----- Input data

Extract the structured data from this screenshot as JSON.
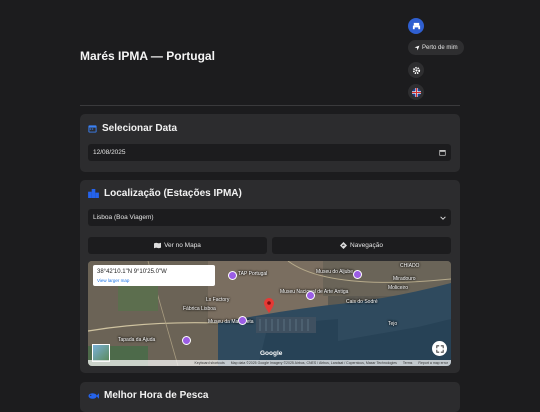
{
  "header": {
    "title": "Marés IPMA — Portugal",
    "near_me_label": "Perto de mim",
    "print_icon": "print-icon",
    "settings_icon": "gear-icon",
    "language_icon": "uk-flag-icon"
  },
  "date_section": {
    "title": "Selecionar Data",
    "icon": "calendar-icon",
    "date_value": "12/08/2025"
  },
  "location_section": {
    "title": "Localização (Estações IPMA)",
    "icon": "building-icon",
    "station_selected": "Lisboa (Boa Viagem)",
    "map_button": "Ver no Mapa",
    "navigation_button": "Navegação",
    "map": {
      "coords_text": "38°42'10.1\"N 9°10'25.0\"W",
      "larger_map_link": "View larger map",
      "google_label": "Google",
      "labels": [
        "Museu do Aljube",
        "CHIADO",
        "Miradouro",
        "Moliceiro",
        "TAP Portugal",
        "Museu Nacional de Arte Antiga",
        "Cais do Sodré",
        "Fábrica Lisboa",
        "Museu da Marioneta",
        "Tapada da Ajuda",
        "Lx Factory",
        "Tejo"
      ],
      "attribution": [
        "Keyboard shortcuts",
        "Map data ©2025 Google Imagery ©2025 Airbus, CNES / Airbus, Landsat / Copernicus, Maxar Technologies",
        "Terms",
        "Report a map error"
      ]
    }
  },
  "fishing_section": {
    "title": "Melhor Hora de Pesca",
    "icon": "fish-icon"
  },
  "colors": {
    "background": "#1c1c1e",
    "card": "#2c2c2e",
    "accent": "#2f5fd0",
    "marker": "#e53935"
  }
}
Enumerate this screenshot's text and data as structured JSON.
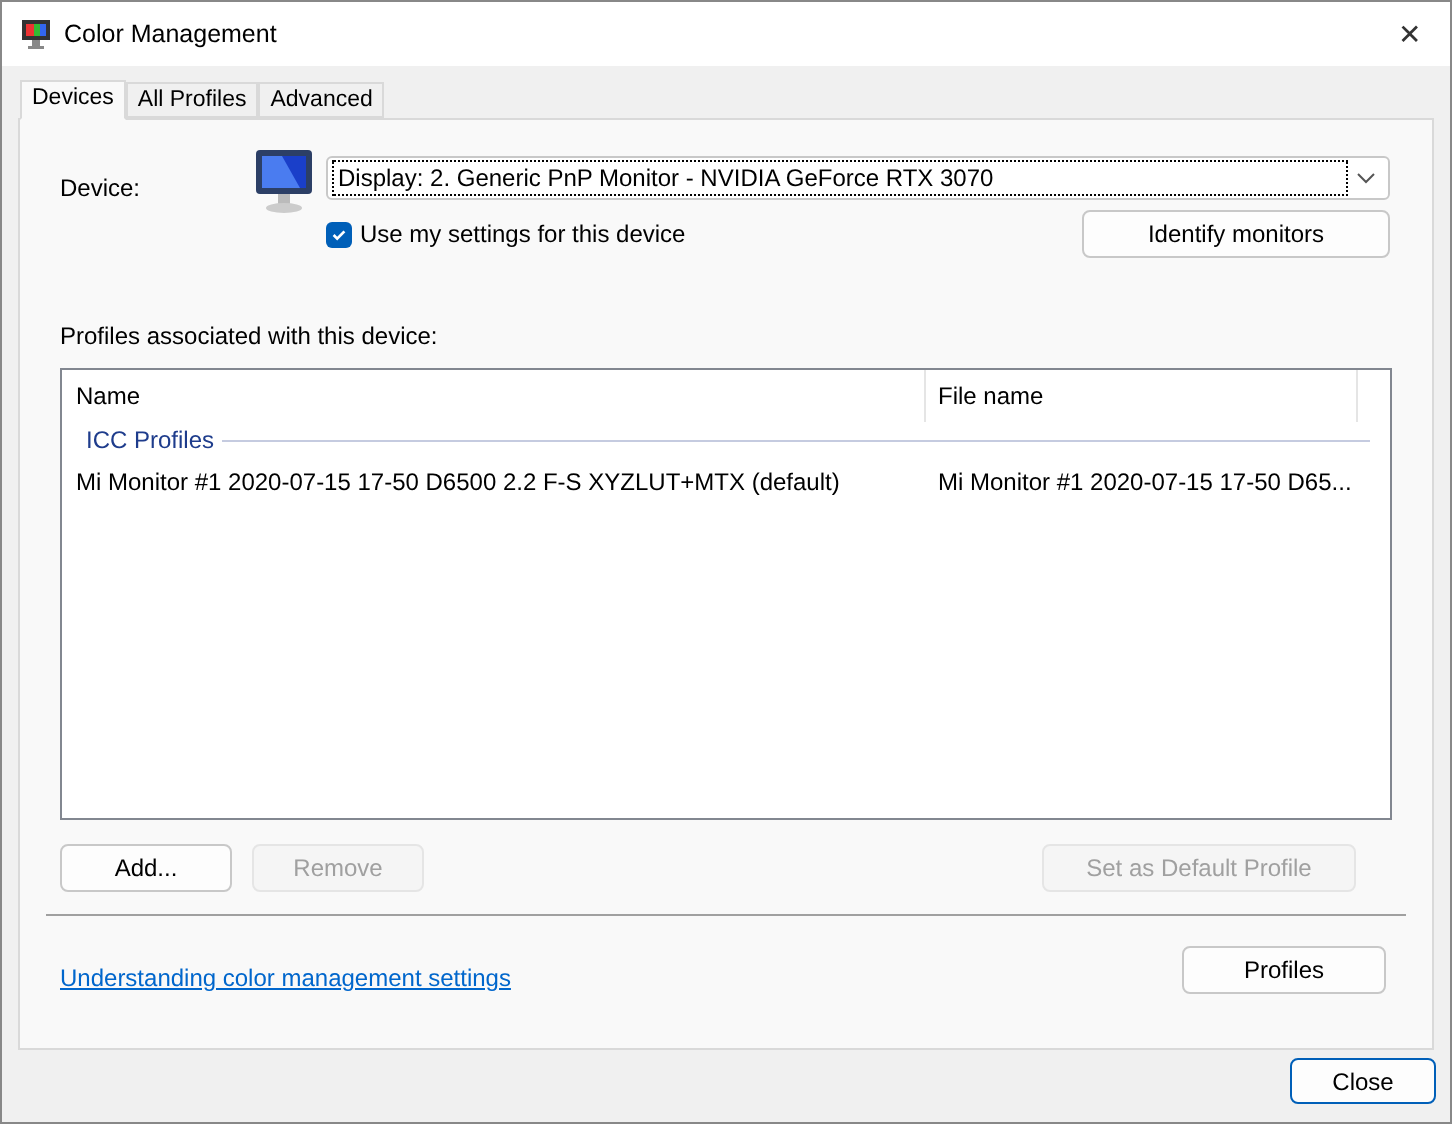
{
  "window": {
    "title": "Color Management",
    "close": "✕"
  },
  "tabs": [
    {
      "label": "Devices",
      "selected": true
    },
    {
      "label": "All Profiles",
      "selected": false
    },
    {
      "label": "Advanced",
      "selected": false
    }
  ],
  "device": {
    "label": "Device:",
    "value": "Display: 2. Generic PnP Monitor - NVIDIA GeForce RTX 3070"
  },
  "use_my_settings": {
    "label": "Use my settings for this device",
    "checked": true
  },
  "identify_button": "Identify monitors",
  "profiles": {
    "label": "Profiles associated with this device:",
    "columns": [
      "Name",
      "File name"
    ],
    "group": "ICC Profiles",
    "rows": [
      {
        "name": "Mi Monitor #1 2020-07-15 17-50 D6500 2.2 F-S XYZLUT+MTX (default)",
        "file": "Mi Monitor #1 2020-07-15 17-50 D65..."
      }
    ]
  },
  "actions": [
    {
      "label": "Add...",
      "disabled": false
    },
    {
      "label": "Remove",
      "disabled": true
    },
    {
      "label": "Set as Default Profile",
      "disabled": true
    }
  ],
  "link": "Understanding color management settings",
  "profiles_button": "Profiles",
  "close_button": "Close"
}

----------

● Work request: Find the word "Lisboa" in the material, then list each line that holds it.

● Solution to this problem:
    "station_selected": "Lisboa (Boa Viagem)",
        "Fábrica Lisboa",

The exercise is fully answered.